## WHAT TO WORK ON
Every line containing the string "first" is to be copied from the records.

## MATERIALS PROVIDED
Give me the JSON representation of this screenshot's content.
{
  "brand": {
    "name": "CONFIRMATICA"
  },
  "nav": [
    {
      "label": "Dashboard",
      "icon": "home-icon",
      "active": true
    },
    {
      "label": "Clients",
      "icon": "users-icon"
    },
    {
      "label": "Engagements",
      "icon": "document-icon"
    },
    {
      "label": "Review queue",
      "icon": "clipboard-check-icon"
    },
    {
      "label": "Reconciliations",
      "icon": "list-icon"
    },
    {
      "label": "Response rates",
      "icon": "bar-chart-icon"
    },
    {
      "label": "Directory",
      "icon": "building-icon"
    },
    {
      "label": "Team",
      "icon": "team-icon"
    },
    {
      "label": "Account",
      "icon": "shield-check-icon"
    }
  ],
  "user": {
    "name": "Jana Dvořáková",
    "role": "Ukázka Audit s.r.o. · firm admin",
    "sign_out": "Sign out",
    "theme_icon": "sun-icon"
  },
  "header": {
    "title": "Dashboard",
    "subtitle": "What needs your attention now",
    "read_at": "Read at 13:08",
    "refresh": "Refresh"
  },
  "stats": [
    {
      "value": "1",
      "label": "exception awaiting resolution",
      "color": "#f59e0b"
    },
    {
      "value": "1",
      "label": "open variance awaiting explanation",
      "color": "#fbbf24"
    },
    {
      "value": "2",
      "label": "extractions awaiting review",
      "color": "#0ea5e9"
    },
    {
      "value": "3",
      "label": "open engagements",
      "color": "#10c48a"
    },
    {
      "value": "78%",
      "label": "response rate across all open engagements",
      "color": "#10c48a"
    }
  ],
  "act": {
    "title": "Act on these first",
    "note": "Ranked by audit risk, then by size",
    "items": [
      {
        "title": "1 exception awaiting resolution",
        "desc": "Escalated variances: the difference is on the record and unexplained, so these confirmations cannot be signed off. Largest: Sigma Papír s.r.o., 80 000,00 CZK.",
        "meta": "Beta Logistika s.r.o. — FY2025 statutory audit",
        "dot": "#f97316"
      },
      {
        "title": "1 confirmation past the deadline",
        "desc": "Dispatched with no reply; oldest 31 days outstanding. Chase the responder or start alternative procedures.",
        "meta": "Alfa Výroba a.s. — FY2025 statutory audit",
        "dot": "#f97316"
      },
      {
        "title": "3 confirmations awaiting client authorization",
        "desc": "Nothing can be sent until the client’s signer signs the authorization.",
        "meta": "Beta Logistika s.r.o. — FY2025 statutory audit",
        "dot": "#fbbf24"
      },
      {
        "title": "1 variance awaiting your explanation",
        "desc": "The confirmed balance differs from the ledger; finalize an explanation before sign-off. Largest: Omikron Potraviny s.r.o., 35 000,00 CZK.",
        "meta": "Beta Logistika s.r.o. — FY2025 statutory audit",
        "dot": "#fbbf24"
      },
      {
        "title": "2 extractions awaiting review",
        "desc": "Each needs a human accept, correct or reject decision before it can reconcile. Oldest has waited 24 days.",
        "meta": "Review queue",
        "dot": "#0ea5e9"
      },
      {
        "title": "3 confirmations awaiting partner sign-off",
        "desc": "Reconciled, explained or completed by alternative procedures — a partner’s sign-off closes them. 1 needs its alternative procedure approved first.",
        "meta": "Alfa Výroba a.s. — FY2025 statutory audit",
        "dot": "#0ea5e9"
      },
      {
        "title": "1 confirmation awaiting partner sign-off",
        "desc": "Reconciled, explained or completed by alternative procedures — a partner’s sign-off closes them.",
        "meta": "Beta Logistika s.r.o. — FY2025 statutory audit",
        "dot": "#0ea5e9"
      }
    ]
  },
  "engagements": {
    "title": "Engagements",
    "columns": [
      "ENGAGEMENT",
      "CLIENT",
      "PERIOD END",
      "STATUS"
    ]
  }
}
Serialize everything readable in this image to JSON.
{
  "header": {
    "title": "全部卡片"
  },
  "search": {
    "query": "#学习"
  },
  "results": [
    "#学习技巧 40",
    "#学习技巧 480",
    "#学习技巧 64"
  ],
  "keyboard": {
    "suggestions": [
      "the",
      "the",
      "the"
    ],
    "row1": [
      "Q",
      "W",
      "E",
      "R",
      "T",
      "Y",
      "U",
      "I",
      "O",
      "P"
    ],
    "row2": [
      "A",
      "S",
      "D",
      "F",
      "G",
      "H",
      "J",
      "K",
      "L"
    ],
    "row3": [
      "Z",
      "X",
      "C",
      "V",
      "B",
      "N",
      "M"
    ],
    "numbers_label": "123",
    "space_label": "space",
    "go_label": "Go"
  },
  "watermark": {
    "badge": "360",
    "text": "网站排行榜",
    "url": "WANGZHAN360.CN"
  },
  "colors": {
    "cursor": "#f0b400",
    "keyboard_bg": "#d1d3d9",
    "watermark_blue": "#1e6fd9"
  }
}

## SOLVED EXERCISE
    "title": "Act on these first",
        "desc": "Reconciled, explained or completed by alternative procedures — a partner’s sign-off closes them. 1 needs its alternative procedure approved first.",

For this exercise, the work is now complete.